New Delhi, Sept 28: Reserve Bank governor Y.V. Reddy met finance minster P. Chidambaram today as the inflation rate fell to a near five-year low of 3.23 per cent.
A fall in the price of some food and manufactured items pulled down the rate for the week ended September 15. The rate stood at 3.32 per cent in the previous week and 5.27 per cent in the corresponding week a year ago.
Officials remained tightlipped about the meeting’s agenda. Though Reddy and Chidambaram were meeting soon after the Fed rate cut, officials said the government might go in for a token interest rate cut only if it did not have to increase prices of petroleum products.
Crude oil prices are going up steadily and have crossed $82 a barrel. There are fears of prices touching $85-87, as European countries start booking their winter reserves of oil.
If the spiral persists, India may be forced to raise prices of petroleum products.
The government has kept prices of petroleum products sold by state-run refiners steady as it does not wish to trigger an oil price-led inflation.
Prices have become a political issue with the Left and the BJP organising campaigns.
Earlier, inflation was a deciding factor in elections to state assemblies, where the Congress-led alliance fared badly.

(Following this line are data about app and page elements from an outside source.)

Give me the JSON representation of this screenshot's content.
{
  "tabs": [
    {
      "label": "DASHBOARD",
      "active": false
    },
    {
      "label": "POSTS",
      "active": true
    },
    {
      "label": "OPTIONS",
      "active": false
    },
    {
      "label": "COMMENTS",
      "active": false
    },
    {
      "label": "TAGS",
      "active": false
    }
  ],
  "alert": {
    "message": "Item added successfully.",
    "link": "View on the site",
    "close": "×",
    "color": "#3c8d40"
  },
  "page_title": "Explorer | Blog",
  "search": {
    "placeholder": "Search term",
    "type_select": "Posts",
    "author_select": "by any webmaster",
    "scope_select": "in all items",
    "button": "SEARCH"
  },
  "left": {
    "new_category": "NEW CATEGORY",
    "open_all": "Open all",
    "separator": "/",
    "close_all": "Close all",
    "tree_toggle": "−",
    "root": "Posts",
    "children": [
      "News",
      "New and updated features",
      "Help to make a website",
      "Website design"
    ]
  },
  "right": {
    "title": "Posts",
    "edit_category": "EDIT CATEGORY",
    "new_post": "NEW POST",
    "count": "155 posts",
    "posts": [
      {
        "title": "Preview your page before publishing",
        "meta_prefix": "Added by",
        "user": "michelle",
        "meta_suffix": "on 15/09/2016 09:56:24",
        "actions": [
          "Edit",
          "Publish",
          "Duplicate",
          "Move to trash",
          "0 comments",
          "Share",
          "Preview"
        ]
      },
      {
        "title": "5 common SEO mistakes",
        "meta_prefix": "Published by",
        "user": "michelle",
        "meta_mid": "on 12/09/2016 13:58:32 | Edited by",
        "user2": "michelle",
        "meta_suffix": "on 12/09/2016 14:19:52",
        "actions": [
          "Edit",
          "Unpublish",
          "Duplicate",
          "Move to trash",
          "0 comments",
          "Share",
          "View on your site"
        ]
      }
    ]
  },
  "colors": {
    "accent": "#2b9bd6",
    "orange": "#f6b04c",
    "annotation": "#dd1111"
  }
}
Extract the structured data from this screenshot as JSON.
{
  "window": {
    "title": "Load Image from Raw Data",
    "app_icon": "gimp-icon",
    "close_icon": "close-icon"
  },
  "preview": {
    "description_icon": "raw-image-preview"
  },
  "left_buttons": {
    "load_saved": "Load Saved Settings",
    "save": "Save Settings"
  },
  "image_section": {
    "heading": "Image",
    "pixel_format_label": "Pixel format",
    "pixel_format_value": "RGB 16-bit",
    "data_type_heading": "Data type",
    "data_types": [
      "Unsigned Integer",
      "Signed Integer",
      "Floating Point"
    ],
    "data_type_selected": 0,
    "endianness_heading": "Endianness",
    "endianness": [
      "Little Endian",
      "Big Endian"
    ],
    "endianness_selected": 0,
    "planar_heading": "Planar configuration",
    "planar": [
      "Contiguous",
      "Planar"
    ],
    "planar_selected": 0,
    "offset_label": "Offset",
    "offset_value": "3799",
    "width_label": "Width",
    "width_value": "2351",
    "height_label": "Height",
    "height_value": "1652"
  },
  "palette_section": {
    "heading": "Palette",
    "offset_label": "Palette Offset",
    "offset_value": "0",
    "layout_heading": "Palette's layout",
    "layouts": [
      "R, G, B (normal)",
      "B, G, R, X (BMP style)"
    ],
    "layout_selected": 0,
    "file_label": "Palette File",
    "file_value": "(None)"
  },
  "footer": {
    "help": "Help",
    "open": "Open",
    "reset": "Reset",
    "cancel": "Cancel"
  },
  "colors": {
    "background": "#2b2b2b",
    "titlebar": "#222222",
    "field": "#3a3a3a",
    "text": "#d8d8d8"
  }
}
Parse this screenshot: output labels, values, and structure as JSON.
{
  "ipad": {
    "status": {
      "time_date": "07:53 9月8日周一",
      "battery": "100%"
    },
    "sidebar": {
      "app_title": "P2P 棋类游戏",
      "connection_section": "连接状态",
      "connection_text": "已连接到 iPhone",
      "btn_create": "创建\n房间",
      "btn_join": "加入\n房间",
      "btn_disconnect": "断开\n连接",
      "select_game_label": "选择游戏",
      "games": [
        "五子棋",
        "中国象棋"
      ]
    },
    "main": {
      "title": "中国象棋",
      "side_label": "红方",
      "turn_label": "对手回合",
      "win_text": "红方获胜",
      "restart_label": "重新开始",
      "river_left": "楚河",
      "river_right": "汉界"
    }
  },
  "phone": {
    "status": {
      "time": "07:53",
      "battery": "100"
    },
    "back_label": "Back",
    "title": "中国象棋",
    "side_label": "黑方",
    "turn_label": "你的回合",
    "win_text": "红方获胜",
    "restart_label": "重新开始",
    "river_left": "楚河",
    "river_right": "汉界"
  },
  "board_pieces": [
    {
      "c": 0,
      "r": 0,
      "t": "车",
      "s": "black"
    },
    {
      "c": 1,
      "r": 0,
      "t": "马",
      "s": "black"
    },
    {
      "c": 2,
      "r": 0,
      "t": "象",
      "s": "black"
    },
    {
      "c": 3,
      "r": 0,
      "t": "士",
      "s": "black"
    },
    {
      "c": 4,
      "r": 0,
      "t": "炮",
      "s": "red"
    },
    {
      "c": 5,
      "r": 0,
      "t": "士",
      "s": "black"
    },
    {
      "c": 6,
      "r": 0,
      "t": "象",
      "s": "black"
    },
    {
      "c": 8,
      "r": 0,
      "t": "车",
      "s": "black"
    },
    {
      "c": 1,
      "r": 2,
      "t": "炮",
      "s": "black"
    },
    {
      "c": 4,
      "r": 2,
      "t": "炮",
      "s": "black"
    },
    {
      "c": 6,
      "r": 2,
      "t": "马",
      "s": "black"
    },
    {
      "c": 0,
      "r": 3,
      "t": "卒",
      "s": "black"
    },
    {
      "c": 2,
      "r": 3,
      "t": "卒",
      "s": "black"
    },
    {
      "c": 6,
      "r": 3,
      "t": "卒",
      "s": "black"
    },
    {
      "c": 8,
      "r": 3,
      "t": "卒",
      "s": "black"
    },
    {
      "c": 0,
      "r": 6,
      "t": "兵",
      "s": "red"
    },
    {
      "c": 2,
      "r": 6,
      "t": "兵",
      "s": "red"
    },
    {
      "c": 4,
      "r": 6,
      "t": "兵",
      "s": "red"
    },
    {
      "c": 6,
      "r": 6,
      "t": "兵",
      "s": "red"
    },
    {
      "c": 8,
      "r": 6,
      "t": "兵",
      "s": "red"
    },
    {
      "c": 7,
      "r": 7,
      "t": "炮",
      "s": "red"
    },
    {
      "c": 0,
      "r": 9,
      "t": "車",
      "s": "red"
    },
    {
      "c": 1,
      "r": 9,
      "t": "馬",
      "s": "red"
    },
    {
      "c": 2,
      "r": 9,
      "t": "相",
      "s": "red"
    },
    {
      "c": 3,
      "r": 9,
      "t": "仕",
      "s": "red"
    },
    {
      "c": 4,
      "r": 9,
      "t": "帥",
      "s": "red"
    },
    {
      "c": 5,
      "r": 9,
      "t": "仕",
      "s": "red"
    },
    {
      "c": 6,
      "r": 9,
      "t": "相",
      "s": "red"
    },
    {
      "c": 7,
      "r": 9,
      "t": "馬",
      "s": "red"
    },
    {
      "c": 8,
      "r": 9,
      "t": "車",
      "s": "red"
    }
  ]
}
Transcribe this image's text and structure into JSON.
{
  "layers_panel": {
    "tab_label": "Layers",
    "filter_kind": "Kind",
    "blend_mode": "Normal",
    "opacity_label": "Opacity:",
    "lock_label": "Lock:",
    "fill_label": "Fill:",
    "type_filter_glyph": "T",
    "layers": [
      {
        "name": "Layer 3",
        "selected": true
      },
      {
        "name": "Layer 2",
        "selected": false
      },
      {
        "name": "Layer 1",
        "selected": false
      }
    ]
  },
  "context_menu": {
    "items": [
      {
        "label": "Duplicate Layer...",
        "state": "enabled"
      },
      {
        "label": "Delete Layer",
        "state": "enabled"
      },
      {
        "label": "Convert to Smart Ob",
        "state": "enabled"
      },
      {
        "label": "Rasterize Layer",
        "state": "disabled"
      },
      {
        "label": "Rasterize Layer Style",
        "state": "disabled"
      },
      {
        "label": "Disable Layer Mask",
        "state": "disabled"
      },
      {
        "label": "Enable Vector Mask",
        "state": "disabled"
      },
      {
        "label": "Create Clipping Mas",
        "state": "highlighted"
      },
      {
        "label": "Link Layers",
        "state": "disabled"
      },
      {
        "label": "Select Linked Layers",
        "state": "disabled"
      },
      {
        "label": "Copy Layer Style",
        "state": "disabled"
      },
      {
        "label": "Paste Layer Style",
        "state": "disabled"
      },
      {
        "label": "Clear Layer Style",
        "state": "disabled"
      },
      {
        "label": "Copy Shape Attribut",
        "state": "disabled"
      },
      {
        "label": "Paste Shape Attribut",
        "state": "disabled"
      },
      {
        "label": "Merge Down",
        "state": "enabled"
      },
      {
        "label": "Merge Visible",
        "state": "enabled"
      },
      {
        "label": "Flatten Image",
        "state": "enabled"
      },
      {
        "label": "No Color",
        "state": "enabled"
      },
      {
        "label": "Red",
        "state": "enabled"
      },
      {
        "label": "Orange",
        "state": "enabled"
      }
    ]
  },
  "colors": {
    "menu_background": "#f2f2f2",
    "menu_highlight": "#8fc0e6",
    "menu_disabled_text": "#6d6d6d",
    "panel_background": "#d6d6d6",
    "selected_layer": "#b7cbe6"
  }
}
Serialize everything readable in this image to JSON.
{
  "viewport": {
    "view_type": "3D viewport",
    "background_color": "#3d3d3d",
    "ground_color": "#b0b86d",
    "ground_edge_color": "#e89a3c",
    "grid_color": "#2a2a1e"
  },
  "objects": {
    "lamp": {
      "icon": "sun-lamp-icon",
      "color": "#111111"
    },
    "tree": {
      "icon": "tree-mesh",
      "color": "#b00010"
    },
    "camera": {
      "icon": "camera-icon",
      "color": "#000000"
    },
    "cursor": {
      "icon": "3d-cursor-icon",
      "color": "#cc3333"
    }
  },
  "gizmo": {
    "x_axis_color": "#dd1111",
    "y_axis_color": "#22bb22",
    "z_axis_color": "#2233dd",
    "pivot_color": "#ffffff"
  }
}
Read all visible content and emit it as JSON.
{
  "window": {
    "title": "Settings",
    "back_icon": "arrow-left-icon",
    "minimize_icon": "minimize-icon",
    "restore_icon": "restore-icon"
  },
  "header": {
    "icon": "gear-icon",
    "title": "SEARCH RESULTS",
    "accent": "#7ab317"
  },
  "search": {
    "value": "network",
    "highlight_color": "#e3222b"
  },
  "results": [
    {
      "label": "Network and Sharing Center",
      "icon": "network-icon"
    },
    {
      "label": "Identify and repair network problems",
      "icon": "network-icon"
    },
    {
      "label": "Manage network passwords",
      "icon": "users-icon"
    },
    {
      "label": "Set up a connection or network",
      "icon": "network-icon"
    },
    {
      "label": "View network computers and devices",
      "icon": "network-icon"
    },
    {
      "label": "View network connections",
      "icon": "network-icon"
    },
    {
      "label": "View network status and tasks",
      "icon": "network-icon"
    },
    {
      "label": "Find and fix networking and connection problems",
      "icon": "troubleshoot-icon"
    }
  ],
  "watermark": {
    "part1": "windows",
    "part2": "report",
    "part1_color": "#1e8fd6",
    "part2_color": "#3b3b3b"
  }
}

Officials said though the government was slated to release Rs 12,000 crore in oil bonds to the refiners, a further hike in international prices of crude might have to be passed on to the consumers.
“There is a limit to the amount of debt the government can run up on this account,” officials said.
According to a note circulated by the petroleum ministry, even at an average price of $75 a barrel, the government will have to issue bonds worth Rs 24,000 crore this year to make good the losses of refiners.
However, if a political decision is taken to keep oil prices steady, a token cut of a quarter percentage point in key rates could be effected.
Industry is clamouring for cheaper lending rates. Industrial growth has slowed down sharply to 7.1 per cent in July from 13.2 per cent in the same month a year ago. Infrastructure growth has fallen to a near 6 per cent.
However, the RBI also wants to contain the inflation rate at close to 5 per cent this fiscal and, therefore, needs to be cautious about cutting interest rates.
“Inflation is likely to remain around 3.5 per cent till December despite concerns of excessive rainfall in some parts of the country affecting kharif production, and high crude oil prices,” an analyst said.
The RBI has raised interest rates five times since mid-2006; the latest was in March. At a July review, it held rates steady but raised banks' reserve requirements to mop up funds that could fuel inflation. The next review is on October 30.